This series consists of talks in the areas of Cosmology, Gravitation and Particle Physics.
It is a prime interest to understand gravitational physics and to develop cosmological applications exploiting the next generation of surveys, scheduled to be launched in the near future, such as SDSS3, DES, XCS, JDEM or EUCLID. The future precision surveys are promising to resolve outstanding problems in modern physics. With the level of precision available in future surveys, we can use the high resolution maps expected to be gained from next-generation surveys to test the foundations of gravity and particle physics.
Although the observational evidence for cosmological inflation is growing, the physical mechanism behind it is still unknown. In part this is because inflation probably occurred at energy scales many orders of magnitude higher than that at man-made or astrophysical particle accelerators. So how can we learn about inflation? How does it constrain microphysical theory? One approach to answering these questions is primarily theoretical: attempting to embed inflation in fundamental theories of quantum gravity, such as string theory.

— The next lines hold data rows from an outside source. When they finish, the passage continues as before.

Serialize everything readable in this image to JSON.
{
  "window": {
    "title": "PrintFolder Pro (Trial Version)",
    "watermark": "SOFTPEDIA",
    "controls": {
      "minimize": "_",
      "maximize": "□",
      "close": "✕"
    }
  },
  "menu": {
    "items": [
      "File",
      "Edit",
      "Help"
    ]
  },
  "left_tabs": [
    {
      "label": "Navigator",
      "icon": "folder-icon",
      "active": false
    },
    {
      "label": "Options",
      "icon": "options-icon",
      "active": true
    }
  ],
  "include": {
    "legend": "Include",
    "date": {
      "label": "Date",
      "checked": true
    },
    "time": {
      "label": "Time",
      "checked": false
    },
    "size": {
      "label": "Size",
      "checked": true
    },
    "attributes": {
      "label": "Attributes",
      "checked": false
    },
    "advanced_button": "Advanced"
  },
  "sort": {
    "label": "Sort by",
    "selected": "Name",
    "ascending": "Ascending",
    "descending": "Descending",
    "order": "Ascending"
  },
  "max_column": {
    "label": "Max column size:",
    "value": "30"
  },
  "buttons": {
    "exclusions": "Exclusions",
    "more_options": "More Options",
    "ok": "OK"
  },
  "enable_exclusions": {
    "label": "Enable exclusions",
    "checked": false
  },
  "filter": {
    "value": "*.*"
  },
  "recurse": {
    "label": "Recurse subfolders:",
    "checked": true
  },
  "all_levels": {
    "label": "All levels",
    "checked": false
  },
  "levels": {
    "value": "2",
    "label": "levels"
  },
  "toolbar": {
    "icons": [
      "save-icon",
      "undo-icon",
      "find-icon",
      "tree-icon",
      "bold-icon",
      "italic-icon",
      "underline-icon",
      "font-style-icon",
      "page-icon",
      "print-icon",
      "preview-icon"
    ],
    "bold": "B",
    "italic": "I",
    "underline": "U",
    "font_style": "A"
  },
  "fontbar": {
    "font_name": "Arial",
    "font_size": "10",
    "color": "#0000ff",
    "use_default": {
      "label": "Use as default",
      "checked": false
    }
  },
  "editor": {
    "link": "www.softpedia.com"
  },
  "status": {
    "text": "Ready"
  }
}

The problem of the quantum backreaction in expanding spaces is an old, as yet unresolved, question. In this talk I will consider the one-loop backreaction of a massless scalar which couples to the Ricci scalar in an expanding space with constant deceleration. I will show that the infrared divergences, which generically plague the one loop stress energy, can be removed by matching onto an earlier radiation era. An insignificant backreaction occurs, unless the coupling to the Ricci scalar is negative. Similar results hold for the graviton backreaction.
I will discuss the qualitative differences between the single-field and multifield cyclic universes, in particular the resulting global "phoenix" structure and its relation to dark energy. The multifield cyclic universe arises naturally from embedding the cyclic universe in supergravity and leads to distinct observational predictions regarding non-gaussian signatures in the CMB. I will present a simplified derivation of these predictions.
Thanks to the ongoing Planck mission, a new window will be opened on the
properties of the primordial density field, the cosmological parameters,
and the physics of reionization. Much of Planck's new leverage on these
quantities will come from temperature measurements at small angular
scales and from polarization measurements. These both depend on the
details of cosmological hydrogen recombination; use of the CMB as a
probe of energies greater than 10^16 GeV compels us to get the ~eV scale
atomic physics right.
Two possible explanations for the type SNe Ia supernovae observations are a nonlinear, underdense void embedded in a matter dominated Einstein-de Sitter spacetime or dark energy in the ?CDM model. Both of these alternatives are faced with Copernican fine-tuning problems. A case is made for the void scenario that avoids introducing undetected dark energy.
Underlying the standard cosmological model is the assumption that it is possible to coarse-grain the energy density of the Universe, and that the dynamical and optical properies of space-time should be well modelled by the result. However, even if the average coarse-grained geometry does have the same dynamical properties as the fine-grained system it is intended to imitate, there are good reasons to suspect that the optical properties may be different.
Weak gravitational lensing is a powerful probe of modifications of General Relativity on cosmological scales, since such modifications can affect both how matter produces gravitational potential wells and how photons move within these wells. I will discuss alternative theories of gravitation and how we may constrain such theories using weak lensing observables, including those that could be obtained with the balloon-borne High Altitude Lensing Observatory (HALO).